For a man with the motto of his old school tattooed on his bicep, it is perhaps no surprise that James Hume was willing to spend lockdown studying.
Back in 2017, having played a starring role in RBAI's three consecutive Schools' Cup titles, the soon-to-be leaver was instructed by his then coach, Dan Soper, to write down where he wanted to be at the end of each of the next five years.
Soper, now the skills coach at Kingspan Stadium, reminded the 22-year-old of the list recently, most pertinently the entry for the end of 2020 - 'start consistently for Ulster at 13'.
A tick under two years on from making his debut for the side in a harrowing record defeat to Munster in Thomond Park and he's doing just that, not only starting Ulster's last four games, but really catching the eye in a burgeoning partnership with Stuart McCloskey.
His talents have long been touted locally thanks to his stellar schools career, though injuries have meant outings at senior level have been sporadic, but he has announced himself to the wider rugby world this month, not just with the brilliant solo try that gave Ulster a dream start to their PRO14 final loss last weekend, but also a textbook tackle on the usually rampaging Edinburgh back-rower Bill Mata in the semis the Saturday prior.
While he caught the attention of none other than Brian O'Driscoll for his performance against Leinster, Hume jokes that he leaves the monitoring of what's said about him to his mother and father, instead intent on maintaining the work ethic that ensured he has emerged the other side of lockdown ready to confirm Dan McFarland's belief that he was capable of replacing the injured Luke Marshall for Ulster's biggest games of the season.
"Obviously, it's nice to be recognised like that but I have so much further to go," Hume said.
"I'm only 22 so I expect to go a way further than I am now.
"When I first came into the seniors, my attitude was a wee bit off and, again, my mental strength was just a wee bit off.
"I've had some tough chats with (McFarland) over the past year or two, kind of 'knuckle down' type things.
"He told me what I do well and just to stick to it. It has obviously started to pay dividends over the past while."
The mental strength was a particular focus during the enforced break from training.

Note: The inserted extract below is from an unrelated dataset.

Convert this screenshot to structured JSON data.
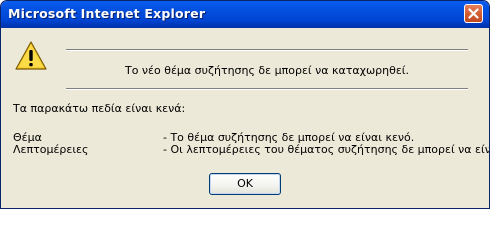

While the general public sees only that worthy of an Instagram post - such as Hume firing a no-look, behind-the-back pass down an alleyway and into his recycling bin - it was the more mundane hitting of the books that he found to be especially beneficial.
"That trick took a lot more takes than you think it did," he laughed of his Carlos Spencer-style skill uploaded to social media. "I actually threw one over the fence and I had to get it back from the neighbour.
"But I have an old mini rugby coach, Sam McBurney, who does a lot of under-age coaching and he gave me a bag of balls and a couple of poles with a circle thing through it.
"So I was just at the park doing an hour's passing and then doing my own individual stuff.
"I found a lot of time to read and do a lot of mental strength stuff because I don't feel prior to lockdown that I was a mentally tough person, to be honest.
"I felt that was something I could definitely work on, so I read a couple of books and watched a load of documentaries.
"It just drove me on when I came back from lockdown. When there are dark times, when you're doing fitness or in a tough part of a session, it's for your own good and it's definitely going to make you better, having that kind of mindset."
While there are not many players who have a try-scoring performance in a PRO14 final on their CV - indeed, Hume is just the second Ulsterman to manage the feat, Tommy Bowe having also done so for Ospreys - he is yet to appear in the Champions Cup, Sunday's quarter-final set to be his debut in Europe's top competition.
There are few more intimidating venues and scenarios in which to do so than Toulouse at the Stade Ernest-Wallon in a high-stakes last-eight clash but the former Irish Under-20s international is relishing the prospect.
"I was speaking to Nick Timoney about it and he says it just hits differently because you're standing in the tunnel and you hear the European Cup music," Hume said. "It's a bit of an eye-opener.
"Obviously I've had the pleasure of watching some big European nights at Ulster - Clermont, Racing, Harlequins and Bath to name a few.
"And they've looked like they're unbelievable matches to be involved in. Unfortunately I've been plagued with injuries and been out for previous Champions Cup games.
"It'll probably be another surreal experience playing away to such a big French team in the European Cup. I'm really looking forward to it."
One more item to check off that list.